These are broad strokes, but almost all steps surrounding the advice preparation will still require checking, will still require appropriate file notes and research evidence, and will still need to be good recommendations.
Scope for regulatory misfire
What’s not changing
The only constant in life is change.Heraclitus
Regulatory risk isn’t gone, we’re not about to enter a world of daisies and rainbows for financial advice. Change can be exciting, and I’m glad the pendulum is swinging back after such a dramatic swing too far on many fronts, but we’re not out of the woods.
I’m very excited about the recommendations regarding Fee Disclosure Statements which were a clear-cut Compliance requirement, with little (if any) benefit to anyone. However, the method for advice delivery will be and always has been more complex.
One need only look at the hilariously drafted ‘small investment advice’ option for a Record of Advice (Corps Act 946AA), which despite its goal of enabling advice easily for low balances, was ultimately so complex that it became unusable. Now it’d be more likely to be referenced in a Compliance Team trivia game than an actual practice policy document.
What you should be doing now
Ensure you aren’t banking on regulatory change to solve your business problems.
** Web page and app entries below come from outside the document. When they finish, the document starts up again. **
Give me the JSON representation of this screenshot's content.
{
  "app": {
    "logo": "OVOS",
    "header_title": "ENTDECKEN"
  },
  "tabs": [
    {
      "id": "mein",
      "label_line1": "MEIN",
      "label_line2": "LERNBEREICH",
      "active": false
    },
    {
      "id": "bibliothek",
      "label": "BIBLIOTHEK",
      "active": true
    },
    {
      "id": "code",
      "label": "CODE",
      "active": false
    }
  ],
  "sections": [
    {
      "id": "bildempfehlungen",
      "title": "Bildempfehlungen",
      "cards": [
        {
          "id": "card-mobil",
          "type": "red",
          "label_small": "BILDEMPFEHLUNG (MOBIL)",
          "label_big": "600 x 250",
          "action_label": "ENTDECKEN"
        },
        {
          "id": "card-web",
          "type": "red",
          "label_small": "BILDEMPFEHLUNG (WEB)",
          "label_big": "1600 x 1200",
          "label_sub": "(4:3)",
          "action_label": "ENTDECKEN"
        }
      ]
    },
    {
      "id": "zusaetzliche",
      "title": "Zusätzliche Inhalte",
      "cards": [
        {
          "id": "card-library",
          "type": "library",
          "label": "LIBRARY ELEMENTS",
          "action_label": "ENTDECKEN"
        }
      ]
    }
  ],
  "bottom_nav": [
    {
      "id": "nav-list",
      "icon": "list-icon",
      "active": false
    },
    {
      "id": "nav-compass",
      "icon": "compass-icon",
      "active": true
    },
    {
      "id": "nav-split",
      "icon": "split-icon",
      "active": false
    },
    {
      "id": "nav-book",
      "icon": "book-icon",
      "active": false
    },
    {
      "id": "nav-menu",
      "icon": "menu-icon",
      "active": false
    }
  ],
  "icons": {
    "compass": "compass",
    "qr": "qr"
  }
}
Whilst you may redirect your investment to areas less likely to change, these changes should not be and are not the panacea we would all love to benefit from.
I’m excited for the potential for change. The potential for an advice record to be more fit-for-purpose could mean many things. The purpose could be shorter form communication, strategic-only advice, independent advice, or some other purpose, there’s no way to know at this point.
What we do know is that the problem statements behind the proposals are excellent, and the perspective is the right place to start. The opportunity for flexibility in this space could indeed open up this key ‘Moment of Truth’ (as McKinsey would call it, or ‘Moment of Trust’ as I call it in advice).
All that said, legislative requirements are but one (albeit major) input into the ideal advice process. It’s true, they can and often do loom so large they obscure the changes advisers can make today. But, that’s only ever been part of the picture.
Delays to date, and inevitable delays to come, are on the government of the day. The rest of what you can control, the ocean of improvements you can make in your business, are on you, today.
If you’d benefit from leaner financial advice operations, book a virtual coffee with me and let’s have a chat about how you could be doing more, today!